Dual-threat QBs like Robert Griffin III, who can actually throw as well, are nearly impossible to stop.
After all, they’re a fairly rare breed.
I don’t know what Mike Shanahan fed Griffin over the Skins’ bye week, but whatever it was, it morphed the quarterback into Superman.
Over his past four games, Griffin has thrown for an average of 227.3 yards and 2.5 touchdowns per game while maintaining a completion percentage of 68.5 percent and a passer rating of about 123.5.
If a pocket passer like Nick Foles put up those numbers, the Philadelphia Eagles would be absolutely ecstatic. That’s what makes Griffin special. He’s as talented as almost anyone as passer, and he’s more talented than everyone as a runner.
Since the Redskins’ winning streak began, RGIII has rushed for 54.8 yards per game. Sure, those aren’t overwhelming numbers—and he hasn’t even scored a touchdown on the ground since Week 6—but the thing is, that he’s picking his spots perfectly regarding when to take off from the pocket. Griffin is averaging an extremely efficient 7.0 yards per carry since Week 11.
How do you stop that? Well, against a quarterback as hot as he is right now, there are only a few attemptable strategies in a defense’s arsenal.
But here’s what must be done to stop Griffin.
3. Contain. Contain. Contain.
Containing a quarterback with 4.4-speed is far easier said than done, but it must be done in order to stop Griffin. Now, when I say, “contain,” I don’t mean that the defensive ends should stand upright and wait for RGIII to scramble in their direction. With that much time, he’d shred a secondary.
Creating pressure is a must, and the ends should pin their ears back to get to Griffin.
That is why the containing should be done by the linebackers.
When the Carolina Panthers defeated the Redskins by the score of 21-13 earlier this year, they sacked RGIII four times. Each of those takedowns was by D-lineman.
An aggressive four-man pass rush is key because there needs to be bodies at the second level to stop Griffin from transforming the gridiron into a track. Case in point.
The Minnesota Vikings didn’t do that and they paid severely.
2. Play Zone Coverage
Did you happen to catch why there were no Vikings at the second level to tackle RGIII, besides the fact that their backers blitzed and missed?
They were also in man coverage. Against a freak athlete like Griffin, that’s suicide.
Blitzing multiple linebackers against the Redskins is a justifiable risk if timed correctly. But, first of all, it should be done sparingly. And more importantly, the defenders left in coverage should always be in zone.
In man coverage, the majority of defenders on the second level have individual responsibilities to stop the players around Griffin.
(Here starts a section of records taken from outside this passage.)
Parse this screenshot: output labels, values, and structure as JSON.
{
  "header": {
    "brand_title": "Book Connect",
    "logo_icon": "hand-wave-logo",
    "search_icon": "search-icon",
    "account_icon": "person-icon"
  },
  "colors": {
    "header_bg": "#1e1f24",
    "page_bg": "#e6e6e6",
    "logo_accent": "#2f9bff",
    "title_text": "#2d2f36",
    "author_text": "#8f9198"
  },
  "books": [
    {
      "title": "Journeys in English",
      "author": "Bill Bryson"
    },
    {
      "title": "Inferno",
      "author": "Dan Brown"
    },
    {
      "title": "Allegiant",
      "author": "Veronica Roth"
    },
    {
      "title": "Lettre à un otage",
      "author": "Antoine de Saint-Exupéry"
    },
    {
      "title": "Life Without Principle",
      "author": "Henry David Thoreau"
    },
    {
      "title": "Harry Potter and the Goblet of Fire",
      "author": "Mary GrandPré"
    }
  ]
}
Only a select few will be left with their eyes in the backfield, whether they’re assigned to spy him or just drop back in zone and help with coverage.
When RGIII, or any quarterback, takes off against that scheme, he can be 10 or more yards downfield before a defender with his eyes on Alfred Morris or Santana Moss even realizes that he's left the pocket.
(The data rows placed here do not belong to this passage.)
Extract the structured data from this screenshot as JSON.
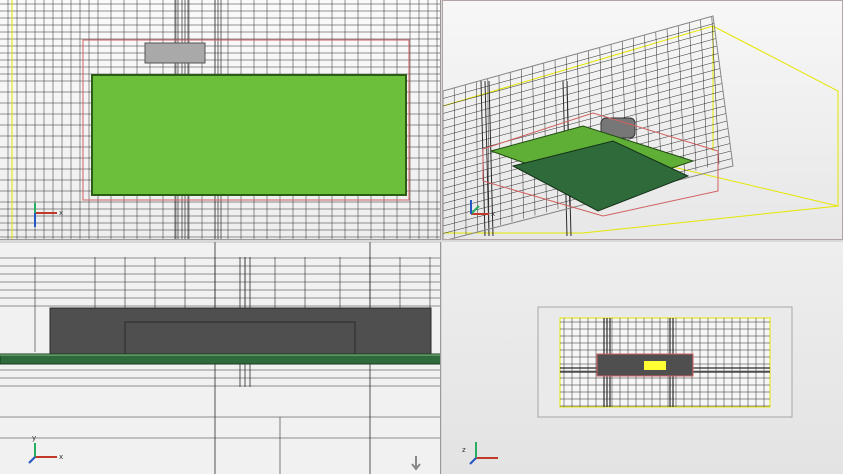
{
  "viewports": [
    {
      "id": "top",
      "axis": {
        "h": "x",
        "v": "y"
      }
    },
    {
      "id": "perspective",
      "axis": {
        "h": "x",
        "v": "y"
      }
    },
    {
      "id": "front",
      "axis": {
        "h": "x",
        "v": "y"
      }
    },
    {
      "id": "camera",
      "axis": {
        "h": "x",
        "v": "y"
      }
    }
  ],
  "colors": {
    "board_green": "#6cbf3a",
    "pcb_dark_green": "#2f6b3a",
    "component_gray": "#4f4f4f",
    "grid_line": "#2b2b2b",
    "selection_box": "#d06060",
    "bounding_yellow": "#e6e600",
    "axis_x": "#c0392b",
    "axis_y": "#27ae60",
    "axis_z": "#2456c4"
  },
  "icons": [
    "axis-gizmo-icon",
    "scroll-arrow-icon"
  ]
}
That’s why playing zone against Griffin is a must—everyone’s eyes will be in the backfield. Therefore, they’ll be able to react to a Griffin-scramble instantly instead of seconds later.
1. Prevent Splash Plays
Yes, stopping the home run is a clichéd key to victory and a necessity for every football team. But it’s even more imperative against RGIII.
Washington didn’t have a single offensive play net 40 yards or more against the Panthers and Pittsburgh Steelers—the last two teams to beat the 'Skins and the only ones to hold their offense to under 14 points.
But back to Griffin’s four-game display of domination that I was drooling over earlier. In those contests, Griffin didn’t attempt more than 27 passes in a single one of them. He doesn’t need to, though, when he’s breaking huge gains.
Defenses must make Griffin march down the football field. Another cliché, “bend but don’t break,” is the motto for many NFL stop units. But there’s no shame in breaking against the Redskins as long as a defense bends for a really long time before snapping.
Why is that? Well, the longer that Washington marches, the more likely Griffin or Morris are to cough up the football—they’ve fumbled a combined 15 times this season.
It’s a pretty simple concept: the more plays an offense is forced to run, the more chances it has to screw up. And when the 'Skins screw up, their opponents must take advantage.
Or, they’ll just end up being another victim of RGIII.
David Daniels is a featured columnist at Bleacher Report and a syndicated writer.